Edmundo is a 24-year-old veteran with no formal psychiatric history. He is hospitalized after his fiancé discovers a suicide note and a stockpile of Vicodin. On examination, Edmundo minimizes his distress. He denies all symptoms of depression, mania, psychosis, and posttraumatic stress disorder. He requests discharge, saying “It was just a bad night.” You remind him that he was admitted involuntarily and that you need additional information before you can safely release him.
An hour later, Edmundo’s nurse pages you to report that he became upset during an occupational therapy group and threw a game board across the room. When you return, Edmundo is pacing and cannot recall your name.
When you sit with Edmundo and ask about his family, he settles down quickly. He is the oldest of five children. He attended college on a ROTC scholarship, graduating with honors in engineering. He is engaged to marry his girlfriend of six years and had hoped to become a civil engineer after completing his military service. Since suffering a head injury six months prior during a combat mission, he has struggled to complete complex tasks. He apologizes for throwing the game board, saying “I can’t think clearly, and I was ashamed to have forgotten the rules of the game.” He admits to struggling at work and at home, asking “If I cannot follow a recipe to make dinner, how can I return to my unit?”
On examination, Edmundo is alert and fully oriented. He scores 25/30 on the Mini-Mental Status Examination, struggling with attention, calculation, and recall. You observe deficits in his processing speed, working memory, cognitive flexibility, and executive function. He admits that he finds it increasingly difficult to hide his deficits from his fiancȳe, his peers, and his family.
In DSM-IV, it is difficult for an interviewer to account diagnostically for Edmundo and his distress. Is he minimizing symptoms of a depressive, posttraumatic stress, or substance abuse disorder? Perhaps, but if an interviewer wishes to account for the deficits in memory and executive functioning that he or she observes on this initial encounter, the best DSM-IV diagnoses would be dementia due to head trauma on Axis I and head injury on Axis III.
An interviewer can make a more precise yet parsimonious diagnosis of Edmundo’s distress with DSM-5. After further testing, his DSM-5 diagnosis would likely be major neurocognitive disorder associated with traumatic brain injury. He is not delirious, but he has experienced a significant decline in his neurocognitive performance that reduces his independence. While his frustration culminated in suicidal ideation, his primary deficit is a neurocognitive disorder.
The authors of DSM-5 thoroughly updated our diagnostic categories. Consider the neurocognitive disorders, a category that is a model for future diagnostic systems. The authors organized the category around a central theme, an acquired deficit in neurocognitive function that signifies a marked decline from a person’s previous level of function, while encouraging a diagnostic interviewer to name the cause of a person’s neurocognitive impairment. So you can identify Alzheimer’s disease, Lewy body disease, traumatic brain injury, or another specific type. In this way, this DSM-5 category points to a future diagnostic system in which the symptoms of a psychiatric disorder and their etiology are integrated.

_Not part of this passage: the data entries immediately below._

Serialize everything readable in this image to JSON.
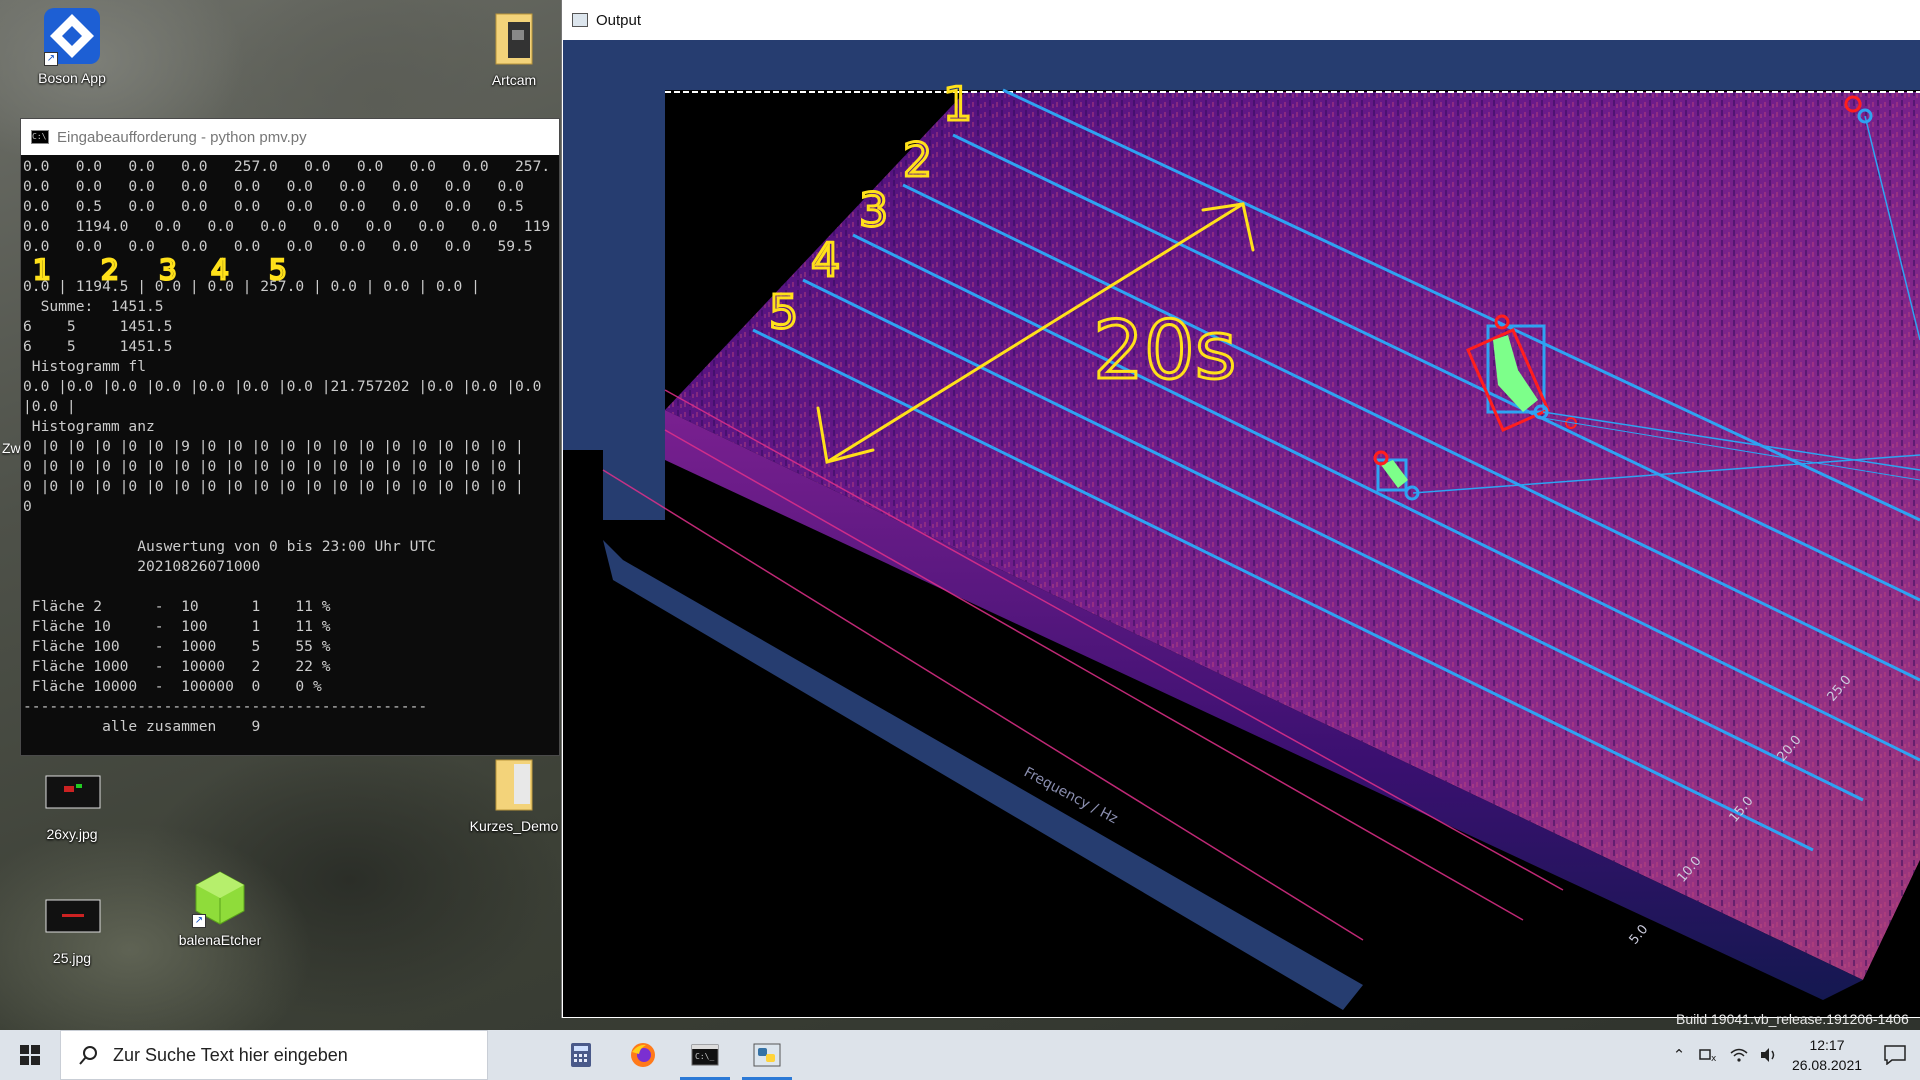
{
  "desktop": {
    "icons": [
      {
        "label": "Boson App",
        "icon": "boson-app-icon"
      },
      {
        "label": "Artcam",
        "icon": "folder-icon"
      },
      {
        "label": "26xy.jpg",
        "icon": "image-file-icon"
      },
      {
        "label": "Kurzes_Demo",
        "icon": "folder-icon"
      },
      {
        "label": "25.jpg",
        "icon": "image-file-icon"
      },
      {
        "label": "balenaEtcher",
        "icon": "balena-cube-icon"
      }
    ],
    "edge_label": "Zw"
  },
  "console": {
    "title": "Eingabeaufforderung - python  pmv.py",
    "lines": [
      "0.0   0.0   0.0   0.0   257.0   0.0   0.0   0.0   0.0   257.",
      "0.0   0.0   0.0   0.0   0.0   0.0   0.0   0.0   0.0   0.0",
      "0.0   0.5   0.0   0.0   0.0   0.0   0.0   0.0   0.0   0.5",
      "0.0   1194.0   0.0   0.0   0.0   0.0   0.0   0.0   0.0   119",
      "0.0   0.0   0.0   0.0   0.0   0.0   0.0   0.0   0.0   59.5",
      "",
      "0.0 | 1194.5 | 0.0 | 0.0 | 257.0 | 0.0 | 0.0 | 0.0 |",
      "  Summe:  1451.5",
      "6    5     1451.5",
      "6    5     1451.5",
      " Histogramm fl",
      "0.0 |0.0 |0.0 |0.0 |0.0 |0.0 |0.0 |21.757202 |0.0 |0.0 |0.0",
      "|0.0 |",
      " Histogramm anz",
      "0 |0 |0 |0 |0 |0 |9 |0 |0 |0 |0 |0 |0 |0 |0 |0 |0 |0 |0 |",
      "0 |0 |0 |0 |0 |0 |0 |0 |0 |0 |0 |0 |0 |0 |0 |0 |0 |0 |0 |",
      "0 |0 |0 |0 |0 |0 |0 |0 |0 |0 |0 |0 |0 |0 |0 |0 |0 |0 |0 |",
      "0",
      "",
      "             Auswertung von 0 bis 23:00 Uhr UTC",
      "             20210826071000",
      "",
      " Fläche 2      -  10      1    11 %",
      " Fläche 10     -  100     1    11 %",
      " Fläche 100    -  1000    5    55 %",
      " Fläche 1000   -  10000   2    22 %",
      " Fläche 10000  -  100000  0    0 %",
      "----------------------------------------------",
      "         alle zusammen    9"
    ],
    "handwritten_numbers": [
      "1",
      "2",
      "3",
      "4",
      "5"
    ]
  },
  "output": {
    "title": "Output",
    "axis_label": "Frequency / Hz",
    "tick_labels": [
      "5.0",
      "10.0",
      "15.0",
      "20.0",
      "25.0"
    ],
    "annotation_text": "20s",
    "row_numbers": [
      "1",
      "2",
      "3",
      "4",
      "5"
    ],
    "colors": {
      "spectrum_dark": "#3b0b6e",
      "spectrum_mid": "#7a1f8f",
      "spectrum_hot": "#c8408a",
      "grid_line": "#2ea3f2",
      "highlight": "#7dff8a",
      "marker": "#ff1e1e",
      "frame": "#263d70"
    }
  },
  "build": "Build 19041.vb_release.191206-1406",
  "taskbar": {
    "search_placeholder": "Zur Suche Text hier eingeben",
    "apps": [
      {
        "name": "calculator-icon",
        "active": false
      },
      {
        "name": "firefox-icon",
        "active": false
      },
      {
        "name": "terminal-icon",
        "active": true
      },
      {
        "name": "python-icon",
        "active": true
      }
    ],
    "clock_time": "12:17",
    "clock_date": "26.08.2021"
  }
}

In the present, the use of neurocognitive disorder allows you to diagnose a young person like Edmundo without declaring that he or she has dementia, which implies global neurocognitive decline and is an illness associated with the elderly. Traumatic brain injuries are the characteristic injury of contemporary warfare, and the number of people with traumatic brain injuries is growing. By requiring a traumatic brain injury to be identified on both Axis I and III, DSM-IV-TR suggests a division between mind and body. By removing the multiaxial system, reconfiguring the diagnostic category, and encouraging the identification of etiology, DSM-5 allows us to give a more precise label to experiences like Edmundo’s.
Finally, the story of Edmundo reminds us that we cannot “think clearly” about another person just by asking a list of diagnostic questions. If we want to understand other people, we have to develop the habit of asking the right questions of the people we meet. ■